<<<<
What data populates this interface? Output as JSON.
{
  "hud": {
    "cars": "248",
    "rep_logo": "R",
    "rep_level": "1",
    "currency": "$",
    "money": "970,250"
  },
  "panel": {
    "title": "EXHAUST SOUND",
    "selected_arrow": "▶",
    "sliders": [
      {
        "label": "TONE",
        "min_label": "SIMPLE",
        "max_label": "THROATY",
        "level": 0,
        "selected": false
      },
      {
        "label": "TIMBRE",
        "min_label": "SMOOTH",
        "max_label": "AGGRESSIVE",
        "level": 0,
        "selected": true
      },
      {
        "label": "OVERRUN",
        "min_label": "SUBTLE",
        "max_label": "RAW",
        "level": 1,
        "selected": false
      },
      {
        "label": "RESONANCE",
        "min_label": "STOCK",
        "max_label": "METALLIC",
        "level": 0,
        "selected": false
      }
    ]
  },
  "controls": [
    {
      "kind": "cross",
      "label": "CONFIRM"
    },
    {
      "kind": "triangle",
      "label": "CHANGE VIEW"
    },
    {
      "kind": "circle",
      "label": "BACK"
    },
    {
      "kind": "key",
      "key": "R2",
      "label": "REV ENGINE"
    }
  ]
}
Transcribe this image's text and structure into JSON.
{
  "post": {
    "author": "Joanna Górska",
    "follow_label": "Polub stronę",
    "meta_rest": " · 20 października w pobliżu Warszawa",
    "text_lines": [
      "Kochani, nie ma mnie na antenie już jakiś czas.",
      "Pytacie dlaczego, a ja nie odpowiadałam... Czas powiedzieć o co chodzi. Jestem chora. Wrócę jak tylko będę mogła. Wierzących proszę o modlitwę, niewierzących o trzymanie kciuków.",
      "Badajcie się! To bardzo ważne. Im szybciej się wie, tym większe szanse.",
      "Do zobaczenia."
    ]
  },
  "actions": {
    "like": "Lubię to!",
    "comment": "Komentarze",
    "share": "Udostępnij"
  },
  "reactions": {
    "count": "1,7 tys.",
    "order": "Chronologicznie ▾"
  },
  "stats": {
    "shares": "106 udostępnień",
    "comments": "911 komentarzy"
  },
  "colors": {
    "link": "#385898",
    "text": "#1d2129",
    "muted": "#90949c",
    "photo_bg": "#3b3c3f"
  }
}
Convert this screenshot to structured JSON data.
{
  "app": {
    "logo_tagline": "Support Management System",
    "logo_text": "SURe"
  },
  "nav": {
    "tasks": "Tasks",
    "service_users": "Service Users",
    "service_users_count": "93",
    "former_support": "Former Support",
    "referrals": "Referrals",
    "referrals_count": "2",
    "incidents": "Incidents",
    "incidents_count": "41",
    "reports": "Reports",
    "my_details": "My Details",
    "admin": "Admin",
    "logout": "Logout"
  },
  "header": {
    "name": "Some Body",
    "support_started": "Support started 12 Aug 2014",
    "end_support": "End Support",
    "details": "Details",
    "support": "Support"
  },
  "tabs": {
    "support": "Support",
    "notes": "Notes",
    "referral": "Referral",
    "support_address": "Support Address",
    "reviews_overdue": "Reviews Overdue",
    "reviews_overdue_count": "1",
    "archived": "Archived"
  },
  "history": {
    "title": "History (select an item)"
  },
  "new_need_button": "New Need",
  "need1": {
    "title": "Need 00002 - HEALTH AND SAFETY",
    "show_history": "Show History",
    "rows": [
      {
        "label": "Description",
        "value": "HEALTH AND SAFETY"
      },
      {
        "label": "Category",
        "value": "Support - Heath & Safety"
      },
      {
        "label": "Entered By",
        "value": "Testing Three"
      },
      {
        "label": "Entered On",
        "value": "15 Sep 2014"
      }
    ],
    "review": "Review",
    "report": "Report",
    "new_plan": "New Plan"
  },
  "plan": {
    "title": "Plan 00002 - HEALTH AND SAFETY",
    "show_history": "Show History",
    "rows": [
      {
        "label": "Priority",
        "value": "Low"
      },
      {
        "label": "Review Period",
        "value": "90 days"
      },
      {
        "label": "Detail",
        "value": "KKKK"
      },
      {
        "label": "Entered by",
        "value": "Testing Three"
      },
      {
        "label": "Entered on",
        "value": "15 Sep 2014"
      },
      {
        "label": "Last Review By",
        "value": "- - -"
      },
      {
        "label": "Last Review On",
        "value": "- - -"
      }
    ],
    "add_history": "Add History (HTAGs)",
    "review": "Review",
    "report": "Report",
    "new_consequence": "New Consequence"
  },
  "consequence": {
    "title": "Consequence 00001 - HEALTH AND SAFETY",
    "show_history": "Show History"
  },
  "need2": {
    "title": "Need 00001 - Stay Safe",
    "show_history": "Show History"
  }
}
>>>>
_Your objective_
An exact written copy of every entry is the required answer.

_Response to this exercise_
What data populates this interface? Output as JSON.
{
  "hud": {
    "cars": "248",
    "rep_logo": "R",
    "rep_level": "1",
    "currency": "$",
    "money": "970,250"
  },
  "panel": {
    "title": "EXHAUST SOUND",
    "selected_arrow": "▶",
    "sliders": [
      {
        "label": "TONE",
        "min_label": "SIMPLE",
        "max_label": "THROATY",
        "level": 0,
        "selected": false
      },
      {
        "label": "TIMBRE",
        "min_label": "SMOOTH",
        "max_label": "AGGRESSIVE",
        "level": 0,
        "selected": true
      },
      {
        "label": "OVERRUN",
        "min_label": "SUBTLE",
        "max_label": "RAW",
        "level": 1,
        "selected": false
      },
      {
        "label": "RESONANCE",
        "min_label": "STOCK",
        "max_label": "METALLIC",
        "level": 0,
        "selected": false
      }
    ]
  },
  "controls": [
    {
      "kind": "cross",
      "label": "CONFIRM"
    },
    {
      "kind": "triangle",
      "label": "CHANGE VIEW"
    },
    {
      "kind": "circle",
      "label": "BACK"
    },
    {
      "kind": "key",
      "key": "R2",
      "label": "REV ENGINE"
    }
  ]
}
Transcribe this image's text and structure into JSON.
{
  "post": {
    "author": "Joanna Górska",
    "follow_label": "Polub stronę",
    "meta_rest": " · 20 października w pobliżu Warszawa",
    "text_lines": [
      "Kochani, nie ma mnie na antenie już jakiś czas.",
      "Pytacie dlaczego, a ja nie odpowiadałam... Czas powiedzieć o co chodzi. Jestem chora. Wrócę jak tylko będę mogła. Wierzących proszę o modlitwę, niewierzących o trzymanie kciuków.",
      "Badajcie się! To bardzo ważne. Im szybciej się wie, tym większe szanse.",
      "Do zobaczenia."
    ]
  },
  "actions": {
    "like": "Lubię to!",
    "comment": "Komentarze",
    "share": "Udostępnij"
  },
  "reactions": {
    "count": "1,7 tys.",
    "order": "Chronologicznie ▾"
  },
  "stats": {
    "shares": "106 udostępnień",
    "comments": "911 komentarzy"
  },
  "colors": {
    "link": "#385898",
    "text": "#1d2129",
    "muted": "#90949c",
    "photo_bg": "#3b3c3f"
  }
}
Convert this screenshot to structured JSON data.
{
  "app": {
    "logo_tagline": "Support Management System",
    "logo_text": "SURe"
  },
  "nav": {
    "tasks": "Tasks",
    "service_users": "Service Users",
    "service_users_count": "93",
    "former_support": "Former Support",
    "referrals": "Referrals",
    "referrals_count": "2",
    "incidents": "Incidents",
    "incidents_count": "41",
    "reports": "Reports",
    "my_details": "My Details",
    "admin": "Admin",
    "logout": "Logout"
  },
  "header": {
    "name": "Some Body",
    "support_started": "Support started 12 Aug 2014",
    "end_support": "End Support",
    "details": "Details",
    "support": "Support"
  },
  "tabs": {
    "support": "Support",
    "notes": "Notes",
    "referral": "Referral",
    "support_address": "Support Address",
    "reviews_overdue": "Reviews Overdue",
    "reviews_overdue_count": "1",
    "archived": "Archived"
  },
  "history": {
    "title": "History (select an item)"
  },
  "new_need_button": "New Need",
  "need1": {
    "title": "Need 00002 - HEALTH AND SAFETY",
    "show_history": "Show History",
    "rows": [
      {
        "label": "Description",
        "value": "HEALTH AND SAFETY"
      },
      {
        "label": "Category",
        "value": "Support - Heath & Safety"
      },
      {
        "label": "Entered By",
        "value": "Testing Three"
      },
      {
        "label": "Entered On",
        "value": "15 Sep 2014"
      }
    ],
    "review": "Review",
    "report": "Report",
    "new_plan": "New Plan"
  },
  "plan": {
    "title": "Plan 00002 - HEALTH AND SAFETY",
    "show_history": "Show History",
    "rows": [
      {
        "label": "Priority",
        "value": "Low"
      },
      {
        "label": "Review Period",
        "value": "90 days"
      },
      {
        "label": "Detail",
        "value": "KKKK"
      },
      {
        "label": "Entered by",
        "value": "Testing Three"
      },
      {
        "label": "Entered on",
        "value": "15 Sep 2014"
      },
      {
        "label": "Last Review By",
        "value": "- - -"
      },
      {
        "label": "Last Review On",
        "value": "- - -"
      }
    ],
    "add_history": "Add History (HTAGs)",
    "review": "Review",
    "report": "Report",
    "new_consequence": "New Consequence"
  },
  "consequence": {
    "title": "Consequence 00001 - HEALTH AND SAFETY",
    "show_history": "Show History"
  },
  "need2": {
    "title": "Need 00001 - Stay Safe",
    "show_history": "Show History"
  }
}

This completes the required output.